WHAT THE TASK ASKS:
Give every line of the data again, exactly.

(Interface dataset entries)
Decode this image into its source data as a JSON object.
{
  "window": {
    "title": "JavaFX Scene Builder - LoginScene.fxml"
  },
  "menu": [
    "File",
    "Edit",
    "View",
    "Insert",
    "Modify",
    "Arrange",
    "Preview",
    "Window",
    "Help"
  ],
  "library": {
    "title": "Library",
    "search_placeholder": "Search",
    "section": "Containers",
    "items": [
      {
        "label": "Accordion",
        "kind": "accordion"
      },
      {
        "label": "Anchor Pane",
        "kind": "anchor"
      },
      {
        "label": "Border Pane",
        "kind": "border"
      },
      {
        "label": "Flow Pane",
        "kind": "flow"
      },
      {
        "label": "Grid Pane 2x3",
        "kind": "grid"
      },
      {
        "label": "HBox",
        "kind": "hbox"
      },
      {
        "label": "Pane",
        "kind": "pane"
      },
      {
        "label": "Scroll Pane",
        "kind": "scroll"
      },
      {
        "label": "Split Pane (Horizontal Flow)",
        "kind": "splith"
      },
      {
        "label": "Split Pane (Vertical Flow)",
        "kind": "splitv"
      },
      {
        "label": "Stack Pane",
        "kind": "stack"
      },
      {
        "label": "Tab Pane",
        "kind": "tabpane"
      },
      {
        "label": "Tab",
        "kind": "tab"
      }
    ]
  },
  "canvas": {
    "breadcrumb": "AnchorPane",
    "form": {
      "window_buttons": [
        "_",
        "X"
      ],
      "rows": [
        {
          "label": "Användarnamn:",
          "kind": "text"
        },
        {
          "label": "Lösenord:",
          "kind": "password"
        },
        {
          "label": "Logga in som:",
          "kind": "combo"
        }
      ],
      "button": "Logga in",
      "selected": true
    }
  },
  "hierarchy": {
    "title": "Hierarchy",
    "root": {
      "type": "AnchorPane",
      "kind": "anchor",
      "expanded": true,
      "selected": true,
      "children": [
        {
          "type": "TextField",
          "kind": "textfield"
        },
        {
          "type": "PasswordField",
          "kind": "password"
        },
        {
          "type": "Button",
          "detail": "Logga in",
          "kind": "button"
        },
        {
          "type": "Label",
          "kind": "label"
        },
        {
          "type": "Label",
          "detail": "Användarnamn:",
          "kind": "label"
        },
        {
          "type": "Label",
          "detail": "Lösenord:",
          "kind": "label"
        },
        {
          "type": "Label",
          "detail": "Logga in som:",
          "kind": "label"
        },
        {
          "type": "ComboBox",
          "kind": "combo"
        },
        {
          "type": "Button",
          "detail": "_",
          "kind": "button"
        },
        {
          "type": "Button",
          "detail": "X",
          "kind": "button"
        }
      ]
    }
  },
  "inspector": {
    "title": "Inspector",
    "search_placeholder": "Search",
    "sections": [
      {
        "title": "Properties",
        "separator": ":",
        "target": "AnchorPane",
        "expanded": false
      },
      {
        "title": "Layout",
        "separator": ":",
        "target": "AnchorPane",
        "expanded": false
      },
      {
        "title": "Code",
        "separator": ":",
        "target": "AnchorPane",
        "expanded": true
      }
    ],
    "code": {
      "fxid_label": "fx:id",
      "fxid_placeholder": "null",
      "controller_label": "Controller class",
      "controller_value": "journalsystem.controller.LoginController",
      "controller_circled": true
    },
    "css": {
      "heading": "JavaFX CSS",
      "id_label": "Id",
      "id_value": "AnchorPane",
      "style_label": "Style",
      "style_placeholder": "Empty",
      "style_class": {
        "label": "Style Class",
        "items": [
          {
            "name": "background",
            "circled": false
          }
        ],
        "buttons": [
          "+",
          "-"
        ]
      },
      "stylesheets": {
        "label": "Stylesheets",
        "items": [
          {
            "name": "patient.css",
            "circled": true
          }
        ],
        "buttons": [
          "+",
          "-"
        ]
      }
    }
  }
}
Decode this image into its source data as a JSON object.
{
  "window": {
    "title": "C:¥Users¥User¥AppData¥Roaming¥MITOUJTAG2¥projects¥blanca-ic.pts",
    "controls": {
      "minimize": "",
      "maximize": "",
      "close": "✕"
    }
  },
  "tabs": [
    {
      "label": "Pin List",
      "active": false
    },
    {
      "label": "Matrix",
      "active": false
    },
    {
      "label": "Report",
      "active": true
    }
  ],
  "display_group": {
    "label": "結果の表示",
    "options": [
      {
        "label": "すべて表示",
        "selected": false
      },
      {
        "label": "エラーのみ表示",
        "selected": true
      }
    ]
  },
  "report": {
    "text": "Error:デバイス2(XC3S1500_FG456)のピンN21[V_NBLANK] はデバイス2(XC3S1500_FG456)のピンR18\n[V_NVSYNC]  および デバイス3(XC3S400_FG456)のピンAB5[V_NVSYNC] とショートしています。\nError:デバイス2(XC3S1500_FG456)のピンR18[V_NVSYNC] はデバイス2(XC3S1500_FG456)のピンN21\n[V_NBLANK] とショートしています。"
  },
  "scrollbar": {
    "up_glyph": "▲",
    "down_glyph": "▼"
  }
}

YOUR SOLUTION:
Decode this image into its source data as a JSON object.
{
  "window": {
    "title": "JavaFX Scene Builder - LoginScene.fxml"
  },
  "menu": [
    "File",
    "Edit",
    "View",
    "Insert",
    "Modify",
    "Arrange",
    "Preview",
    "Window",
    "Help"
  ],
  "library": {
    "title": "Library",
    "search_placeholder": "Search",
    "section": "Containers",
    "items": [
      {
        "label": "Accordion",
        "kind": "accordion"
      },
      {
        "label": "Anchor Pane",
        "kind": "anchor"
      },
      {
        "label": "Border Pane",
        "kind": "border"
      },
      {
        "label": "Flow Pane",
        "kind": "flow"
      },
      {
        "label": "Grid Pane 2x3",
        "kind": "grid"
      },
      {
        "label": "HBox",
        "kind": "hbox"
      },
      {
        "label": "Pane",
        "kind": "pane"
      },
      {
        "label": "Scroll Pane",
        "kind": "scroll"
      },
      {
        "label": "Split Pane (Horizontal Flow)",
        "kind": "splith"
      },
      {
        "label": "Split Pane (Vertical Flow)",
        "kind": "splitv"
      },
      {
        "label": "Stack Pane",
        "kind": "stack"
      },
      {
        "label": "Tab Pane",
        "kind": "tabpane"
      },
      {
        "label": "Tab",
        "kind": "tab"
      }
    ]
  },
  "canvas": {
    "breadcrumb": "AnchorPane",
    "form": {
      "window_buttons": [
        "_",
        "X"
      ],
      "rows": [
        {
          "label": "Användarnamn:",
          "kind": "text"
        },
        {
          "label": "Lösenord:",
          "kind": "password"
        },
        {
          "label": "Logga in som:",
          "kind": "combo"
        }
      ],
      "button": "Logga in",
      "selected": true
    }
  },
  "hierarchy": {
    "title": "Hierarchy",
    "root": {
      "type": "AnchorPane",
      "kind": "anchor",
      "expanded": true,
      "selected": true,
      "children": [
        {
          "type": "TextField",
          "kind": "textfield"
        },
        {
          "type": "PasswordField",
          "kind": "password"
        },
        {
          "type": "Button",
          "detail": "Logga in",
          "kind": "button"
        },
        {
          "type": "Label",
          "kind": "label"
        },
        {
          "type": "Label",
          "detail": "Användarnamn:",
          "kind": "label"
        },
        {
          "type": "Label",
          "detail": "Lösenord:",
          "kind": "label"
        },
        {
          "type": "Label",
          "detail": "Logga in som:",
          "kind": "label"
        },
        {
          "type": "ComboBox",
          "kind": "combo"
        },
        {
          "type": "Button",
          "detail": "_",
          "kind": "button"
        },
        {
          "type": "Button",
          "detail": "X",
          "kind": "button"
        }
      ]
    }
  },
  "inspector": {
    "title": "Inspector",
    "search_placeholder": "Search",
    "sections": [
      {
        "title": "Properties",
        "separator": ":",
        "target": "AnchorPane",
        "expanded": false
      },
      {
        "title": "Layout",
        "separator": ":",
        "target": "AnchorPane",
        "expanded": false
      },
      {
        "title": "Code",
        "separator": ":",
        "target": "AnchorPane",
        "expanded": true
      }
    ],
    "code": {
      "fxid_label": "fx:id",
      "fxid_placeholder": "null",
      "controller_label": "Controller class",
      "controller_value": "journalsystem.controller.LoginController",
      "controller_circled": true
    },
    "css": {
      "heading": "JavaFX CSS",
      "id_label": "Id",
      "id_value": "AnchorPane",
      "style_label": "Style",
      "style_placeholder": "Empty",
      "style_class": {
        "label": "Style Class",
        "items": [
          {
            "name": "background",
            "circled": false
          }
        ],
        "buttons": [
          "+",
          "-"
        ]
      },
      "stylesheets": {
        "label": "Stylesheets",
        "items": [
          {
            "name": "patient.css",
            "circled": true
          }
        ],
        "buttons": [
          "+",
          "-"
        ]
      }
    }
  }
}
Decode this image into its source data as a JSON object.
{
  "window": {
    "title": "C:¥Users¥User¥AppData¥Roaming¥MITOUJTAG2¥projects¥blanca-ic.pts",
    "controls": {
      "minimize": "",
      "maximize": "",
      "close": "✕"
    }
  },
  "tabs": [
    {
      "label": "Pin List",
      "active": false
    },
    {
      "label": "Matrix",
      "active": false
    },
    {
      "label": "Report",
      "active": true
    }
  ],
  "display_group": {
    "label": "結果の表示",
    "options": [
      {
        "label": "すべて表示",
        "selected": false
      },
      {
        "label": "エラーのみ表示",
        "selected": true
      }
    ]
  },
  "report": {
    "text": "Error:デバイス2(XC3S1500_FG456)のピンN21[V_NBLANK] はデバイス2(XC3S1500_FG456)のピンR18\n[V_NVSYNC]  および デバイス3(XC3S400_FG456)のピンAB5[V_NVSYNC] とショートしています。\nError:デバイス2(XC3S1500_FG456)のピンR18[V_NVSYNC] はデバイス2(XC3S1500_FG456)のピンN21\n[V_NBLANK] とショートしています。"
  },
  "scrollbar": {
    "up_glyph": "▲",
    "down_glyph": "▼"
  }
}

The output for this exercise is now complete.